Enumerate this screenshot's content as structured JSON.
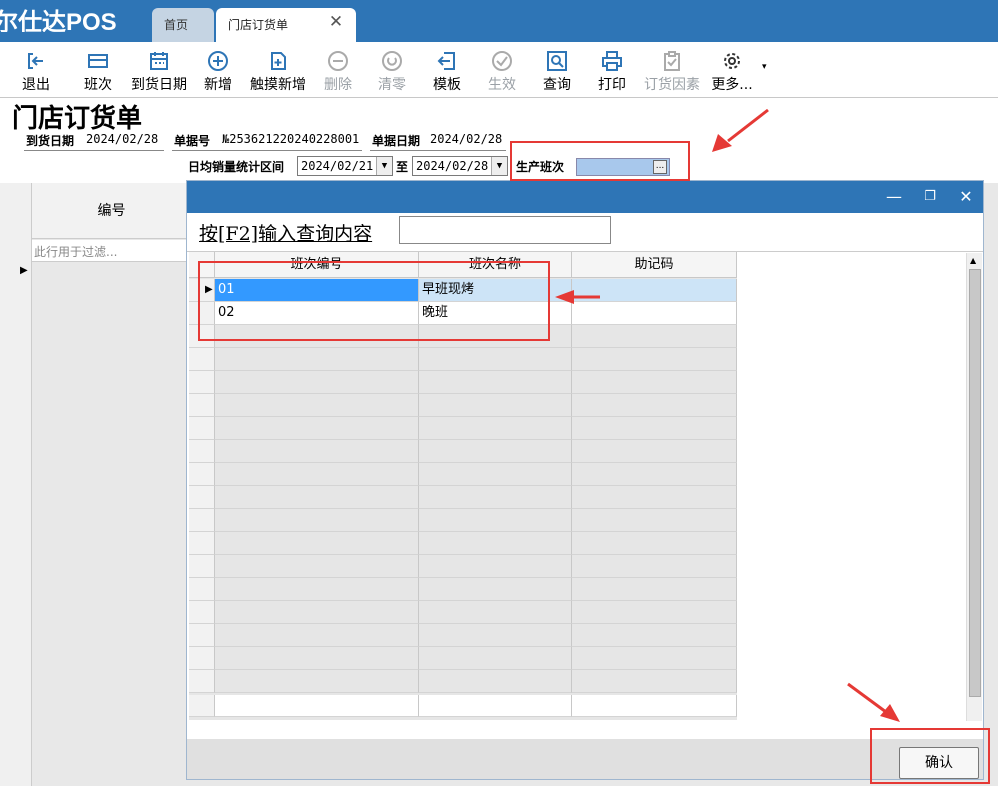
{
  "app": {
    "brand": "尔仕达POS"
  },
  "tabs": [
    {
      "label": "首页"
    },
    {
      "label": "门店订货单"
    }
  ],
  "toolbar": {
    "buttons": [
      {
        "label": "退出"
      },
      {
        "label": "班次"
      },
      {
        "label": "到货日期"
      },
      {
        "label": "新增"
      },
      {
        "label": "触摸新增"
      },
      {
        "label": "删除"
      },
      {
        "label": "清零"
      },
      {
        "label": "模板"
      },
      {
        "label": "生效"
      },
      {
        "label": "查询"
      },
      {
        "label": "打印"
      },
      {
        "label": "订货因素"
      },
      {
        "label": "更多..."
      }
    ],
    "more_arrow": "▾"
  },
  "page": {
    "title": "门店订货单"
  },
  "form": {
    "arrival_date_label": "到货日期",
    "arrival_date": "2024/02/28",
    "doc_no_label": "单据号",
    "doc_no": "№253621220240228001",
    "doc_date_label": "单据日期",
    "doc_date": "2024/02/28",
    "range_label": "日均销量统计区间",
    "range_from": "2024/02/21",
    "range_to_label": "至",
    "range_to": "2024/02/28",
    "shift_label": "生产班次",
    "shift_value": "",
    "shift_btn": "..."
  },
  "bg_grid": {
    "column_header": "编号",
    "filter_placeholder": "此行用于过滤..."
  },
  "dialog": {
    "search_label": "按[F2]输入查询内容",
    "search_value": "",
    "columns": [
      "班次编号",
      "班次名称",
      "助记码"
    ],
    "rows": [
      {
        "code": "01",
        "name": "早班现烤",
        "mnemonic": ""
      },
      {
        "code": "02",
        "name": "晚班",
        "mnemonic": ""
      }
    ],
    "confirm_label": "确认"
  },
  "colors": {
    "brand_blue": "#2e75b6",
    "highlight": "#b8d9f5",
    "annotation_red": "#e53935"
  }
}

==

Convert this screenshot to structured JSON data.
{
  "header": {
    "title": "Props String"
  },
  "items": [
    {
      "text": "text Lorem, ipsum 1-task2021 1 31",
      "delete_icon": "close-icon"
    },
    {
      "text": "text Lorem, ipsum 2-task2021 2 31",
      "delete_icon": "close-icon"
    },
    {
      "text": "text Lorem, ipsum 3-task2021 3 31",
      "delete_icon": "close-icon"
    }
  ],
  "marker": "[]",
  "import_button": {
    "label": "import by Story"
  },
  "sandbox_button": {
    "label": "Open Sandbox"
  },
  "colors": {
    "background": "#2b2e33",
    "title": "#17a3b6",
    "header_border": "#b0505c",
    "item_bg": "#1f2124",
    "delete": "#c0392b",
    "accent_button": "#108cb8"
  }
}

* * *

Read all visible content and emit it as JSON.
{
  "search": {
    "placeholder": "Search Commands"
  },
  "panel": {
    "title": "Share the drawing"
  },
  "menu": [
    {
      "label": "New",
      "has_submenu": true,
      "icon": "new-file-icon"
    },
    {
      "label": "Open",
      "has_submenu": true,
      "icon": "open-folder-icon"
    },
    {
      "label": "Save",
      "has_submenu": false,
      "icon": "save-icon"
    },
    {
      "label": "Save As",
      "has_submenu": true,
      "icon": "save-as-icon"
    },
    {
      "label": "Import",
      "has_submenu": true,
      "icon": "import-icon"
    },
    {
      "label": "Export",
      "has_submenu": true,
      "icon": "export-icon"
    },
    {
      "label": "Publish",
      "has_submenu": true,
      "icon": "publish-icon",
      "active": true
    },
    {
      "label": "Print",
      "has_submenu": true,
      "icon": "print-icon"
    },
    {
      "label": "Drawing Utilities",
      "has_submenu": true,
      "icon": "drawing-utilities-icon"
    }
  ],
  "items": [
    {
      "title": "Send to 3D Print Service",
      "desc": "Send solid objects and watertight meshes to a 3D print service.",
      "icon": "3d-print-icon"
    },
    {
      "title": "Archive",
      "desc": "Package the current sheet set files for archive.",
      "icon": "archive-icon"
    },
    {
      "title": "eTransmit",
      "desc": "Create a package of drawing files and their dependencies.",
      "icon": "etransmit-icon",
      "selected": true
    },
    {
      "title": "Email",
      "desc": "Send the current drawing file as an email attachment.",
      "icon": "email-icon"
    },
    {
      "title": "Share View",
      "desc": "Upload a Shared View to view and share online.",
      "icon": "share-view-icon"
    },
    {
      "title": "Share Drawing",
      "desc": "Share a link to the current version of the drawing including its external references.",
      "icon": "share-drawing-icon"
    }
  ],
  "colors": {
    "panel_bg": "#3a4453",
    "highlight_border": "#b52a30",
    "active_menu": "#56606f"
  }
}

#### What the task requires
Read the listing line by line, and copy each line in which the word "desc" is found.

#### Written reply
      "desc": "Send solid objects and watertight meshes to a 3D print service.",
      "desc": "Package the current sheet set files for archive.",
      "desc": "Create a package of drawing files and their dependencies.",
      "desc": "Send the current drawing file as an email attachment.",
      "desc": "Upload a Shared View to view and share online.",
      "desc": "Share a link to the current version of the drawing including its external references.",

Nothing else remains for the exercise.